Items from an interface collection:
────────
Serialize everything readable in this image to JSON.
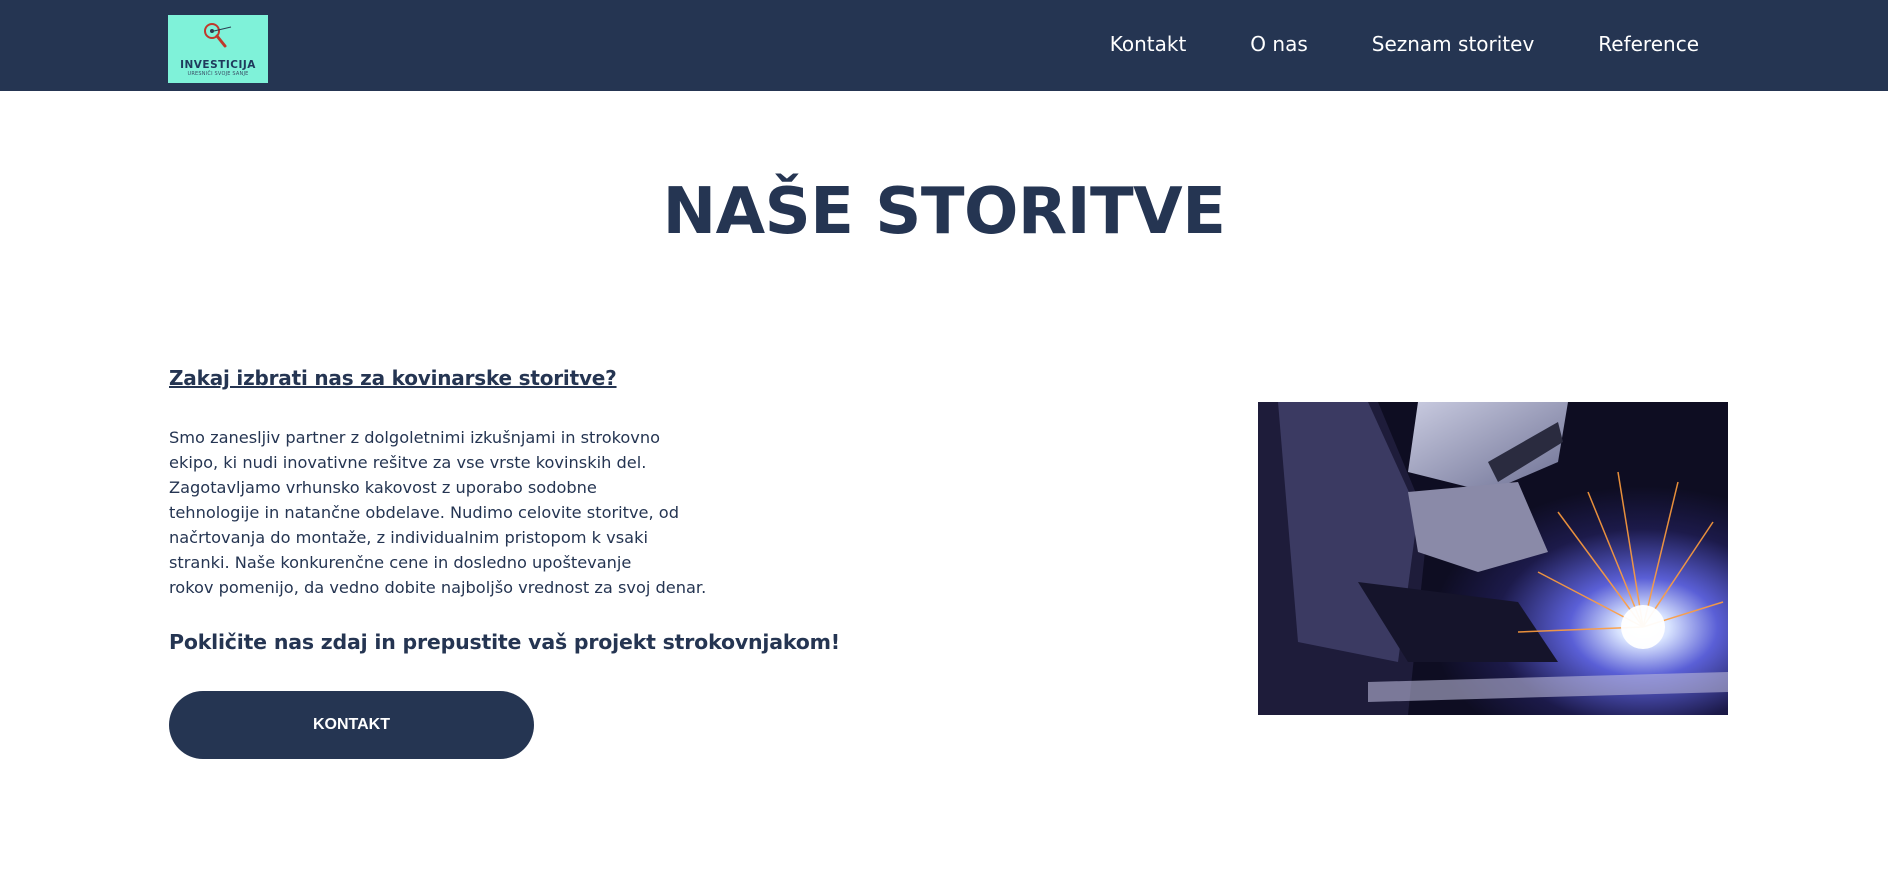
{
  "header": {
    "logo": {
      "name": "INVESTICIJA",
      "tagline": "URESNIČI SVOJE SANJE",
      "background_color": "#7ff2d9"
    },
    "nav": [
      {
        "label": "Kontakt"
      },
      {
        "label": "O nas"
      },
      {
        "label": "Seznam storitev"
      },
      {
        "label": "Reference"
      }
    ],
    "background_color": "#253552"
  },
  "main": {
    "title": "NAŠE STORITVE",
    "section_heading": "Zakaj izbrati nas za kovinarske storitve?",
    "body_lines": [
      "Smo zanesljiv partner z dolgoletnimi izkušnjami in strokovno",
      "ekipo, ki nudi inovativne rešitve za vse vrste kovinskih del.",
      "Zagotavljamo vrhunsko kakovost z uporabo sodobne",
      "tehnologije in natančne obdelave. Nudimo celovite storitve, od",
      "načrtovanja do montaže, z individualnim pristopom k vsaki",
      "stranki. Naše konkurenčne cene in dosledno upoštevanje",
      "rokov pomenijo, da vedno dobite najboljšo vrednost za svoj denar."
    ],
    "cta_text": "Pokličite nas zdaj in prepustite vaš projekt strokovnjakom!",
    "button_label": "KONTAKT",
    "image": {
      "subject": "welder working with sparks",
      "icon": "welding-photo"
    }
  },
  "colors": {
    "accent": "#253552",
    "text": "#253552",
    "background": "#ffffff"
  }
}
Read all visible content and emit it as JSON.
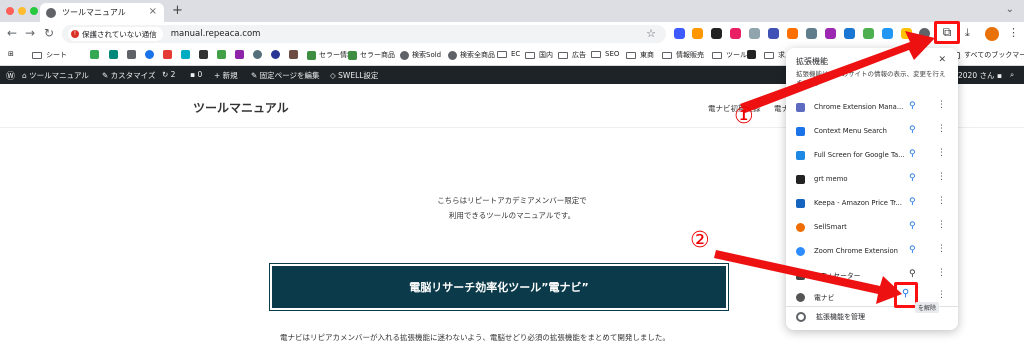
{
  "browser": {
    "tab_title": "ツールマニュアル",
    "new_tab": "+",
    "omnibox": {
      "security_warning": "保護されていない通信",
      "url": "manual.repeaca.com"
    }
  },
  "bookmarks": [
    {
      "label": "シート",
      "type": "folder"
    },
    {
      "label": "セラー情報",
      "type": "link",
      "color": "#3e8e41"
    },
    {
      "label": "セラー商品",
      "type": "link",
      "color": "#3e8e41"
    },
    {
      "label": "検索Sold",
      "type": "link",
      "color": "#5f6368"
    },
    {
      "label": "検索全商品",
      "type": "link",
      "color": "#5f6368"
    },
    {
      "label": "EC",
      "type": "folder"
    },
    {
      "label": "国内",
      "type": "folder"
    },
    {
      "label": "広告",
      "type": "folder"
    },
    {
      "label": "SEO",
      "type": "folder"
    },
    {
      "label": "東商",
      "type": "folder"
    },
    {
      "label": "情報販売",
      "type": "folder"
    },
    {
      "label": "ツール",
      "type": "folder"
    },
    {
      "label": "求人・",
      "type": "folder"
    },
    {
      "label": "すべてのブックマーク",
      "type": "folder"
    }
  ],
  "wp_admin": {
    "site": "ツールマニュアル",
    "customize": "カスタマイズ",
    "updates": "2",
    "comments": "0",
    "new": "新規",
    "edit": "固定ページを編集",
    "swell": "SWELL設定",
    "user": "2020 さん"
  },
  "site": {
    "title": "ツールマニュアル",
    "nav": [
      "電ナビ初期登録",
      "電ナ"
    ],
    "intro_line1": "こちらはリピートアカデミアメンバー限定で",
    "intro_line2": "利用できるツールのマニュアルです。",
    "heading": "電脳リサーチ効率化ツール”電ナビ”",
    "body": "電ナビはリピアカメンバーが入れる拡張機能に迷わないよう、電脳せどり必須の拡張機能をまとめて開発しました。"
  },
  "extensions_popup": {
    "title": "拡張機能",
    "subtitle": "拡張機能は、このサイトの情報の表示、変更を行えません。",
    "items": [
      {
        "name": "Chrome Extension Mana...",
        "color": "#5c6bc0",
        "pinned": false
      },
      {
        "name": "Context Menu Search",
        "color": "#1a73e8",
        "pinned": false
      },
      {
        "name": "Full Screen for Google Ta...",
        "color": "#1e88e5",
        "pinned": false
      },
      {
        "name": "grt memo",
        "color": "#222222",
        "pinned": false
      },
      {
        "name": "Keepa - Amazon Price Tr...",
        "color": "#1565c0",
        "pinned": false
      },
      {
        "name": "SellSmart",
        "color": "#ef6c00",
        "pinned": false
      },
      {
        "name": "Zoom Chrome Extension",
        "color": "#2d8cff",
        "pinned": false
      },
      {
        "name": "メモ+セーター",
        "color": "#444444",
        "pinned": true
      },
      {
        "name": "電ナビ",
        "color": "#555555",
        "pinned": false
      }
    ],
    "tooltip": "を解除",
    "manage": "拡張機能を管理"
  },
  "annotations": {
    "step1": "①",
    "step2": "②",
    "color": "#ee1111"
  }
}
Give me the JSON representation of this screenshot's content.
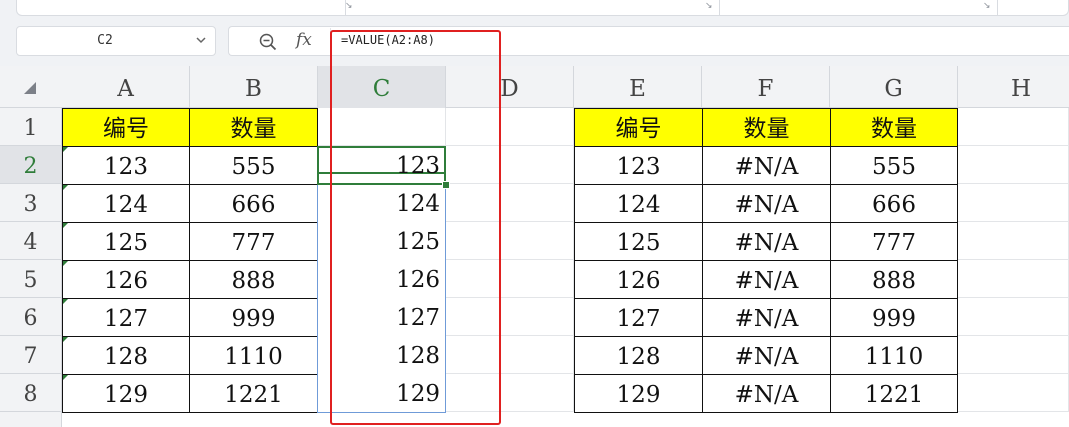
{
  "formula_bar": {
    "cell_reference": "C2",
    "fx_symbol": "fx",
    "formula": "=VALUE(A2:A8)"
  },
  "columns": [
    "A",
    "B",
    "C",
    "D",
    "E",
    "F",
    "G",
    "H"
  ],
  "rows": [
    "1",
    "2",
    "3",
    "4",
    "5",
    "6",
    "7",
    "8"
  ],
  "active_cell": {
    "column": "C",
    "row": "2"
  },
  "highlight_color": "#e02020",
  "table_left": {
    "headers": [
      "编号",
      "数量"
    ],
    "rows": [
      [
        "123",
        "555"
      ],
      [
        "124",
        "666"
      ],
      [
        "125",
        "777"
      ],
      [
        "126",
        "888"
      ],
      [
        "127",
        "999"
      ],
      [
        "128",
        "1110"
      ],
      [
        "129",
        "1221"
      ]
    ]
  },
  "column_c": {
    "values": [
      "123",
      "124",
      "125",
      "126",
      "127",
      "128",
      "129"
    ]
  },
  "table_right": {
    "headers": [
      "编号",
      "数量",
      "数量"
    ],
    "rows": [
      [
        "123",
        "#N/A",
        "555"
      ],
      [
        "124",
        "#N/A",
        "666"
      ],
      [
        "125",
        "#N/A",
        "777"
      ],
      [
        "126",
        "#N/A",
        "888"
      ],
      [
        "127",
        "#N/A",
        "999"
      ],
      [
        "128",
        "#N/A",
        "1110"
      ],
      [
        "129",
        "#N/A",
        "1221"
      ]
    ]
  }
}
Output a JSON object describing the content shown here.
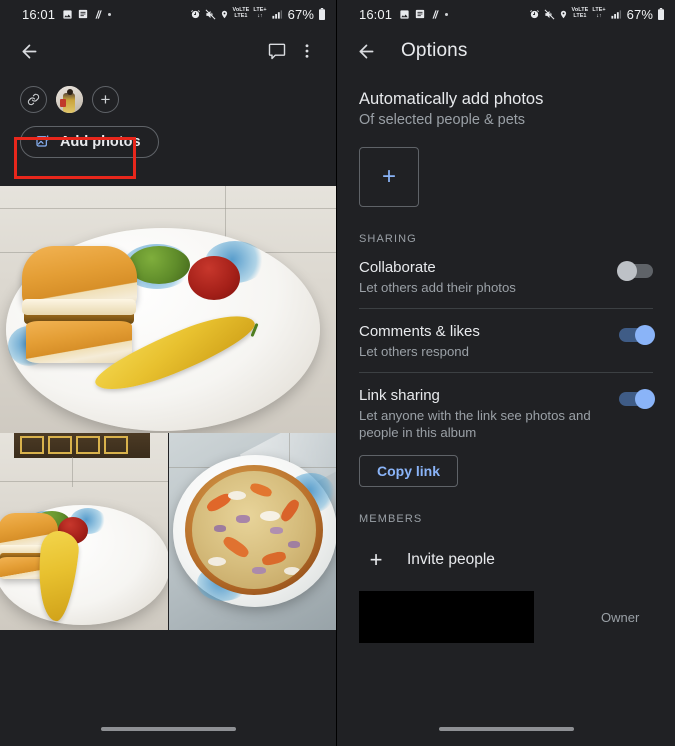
{
  "status_bar": {
    "time": "16:01",
    "left_icons": [
      "image-icon",
      "article-icon",
      "slash-icon",
      "dot-icon"
    ],
    "right_icons": [
      "alarm-icon",
      "mute-icon",
      "location-icon"
    ],
    "network": {
      "line1": "VoLTE",
      "line2": "LTE1",
      "carrier": "LTE+",
      "arrows": "↓↑"
    },
    "signal": "signal-bars-icon",
    "battery_pct": "67%",
    "battery_icon": "battery-icon"
  },
  "left_panel": {
    "app_bar": {
      "back": "back-arrow-icon",
      "comment": "comment-icon",
      "overflow": "more-vert-icon"
    },
    "avatars": {
      "link_chip": "link-icon",
      "member_photo": "member-avatar",
      "add_member": "+"
    },
    "add_photos_button": {
      "label": "Add photos",
      "icon": "add-photo-icon"
    },
    "photos": [
      {
        "name": "vada-pav-plate-large",
        "alt": "Vada pav with green chutney, ketchup and fried chilli on a floral plate"
      },
      {
        "name": "vada-pav-plate-small",
        "alt": "Vada pav with chutney and chilli on a plate"
      },
      {
        "name": "pizza-plate-small",
        "alt": "Homemade pizza with onion and capsicum on a floral plate"
      }
    ]
  },
  "right_panel": {
    "app_bar": {
      "back": "back-arrow-icon",
      "title": "Options"
    },
    "auto_add": {
      "title": "Automatically add photos",
      "subtitle": "Of selected people & pets",
      "add_button": "+"
    },
    "sharing_label": "SHARING",
    "settings": [
      {
        "title": "Collaborate",
        "subtitle": "Let others add their photos",
        "toggle": "off"
      },
      {
        "title": "Comments & likes",
        "subtitle": "Let others respond",
        "toggle": "on"
      },
      {
        "title": "Link sharing",
        "subtitle": "Let anyone with the link see photos and people in this album",
        "toggle": "on"
      }
    ],
    "copy_link_label": "Copy link",
    "members_label": "MEMBERS",
    "invite": {
      "icon": "+",
      "label": "Invite people"
    },
    "member_row": {
      "name_redacted": "",
      "role": "Owner"
    }
  },
  "annotations": {
    "highlight_color": "#e8271c",
    "boxes": [
      "add-photos-button",
      "sharing-settings-group"
    ]
  },
  "colors": {
    "background": "#202124",
    "accent_blue": "#8ab4f8",
    "text_primary": "#e8eaed",
    "text_secondary": "#9aa0a6",
    "divider": "#3c4043"
  }
}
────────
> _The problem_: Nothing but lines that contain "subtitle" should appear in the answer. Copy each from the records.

> _Task output_:
    "subtitle": "拡張機能は、このサイトの情報の表示、変更を行えません。",
      "subtitle": "Of selected people & pets",
        "subtitle": "Let others add their photos",
        "subtitle": "Let others respond",
        "subtitle": "Let anyone with the link see photos and people in this album",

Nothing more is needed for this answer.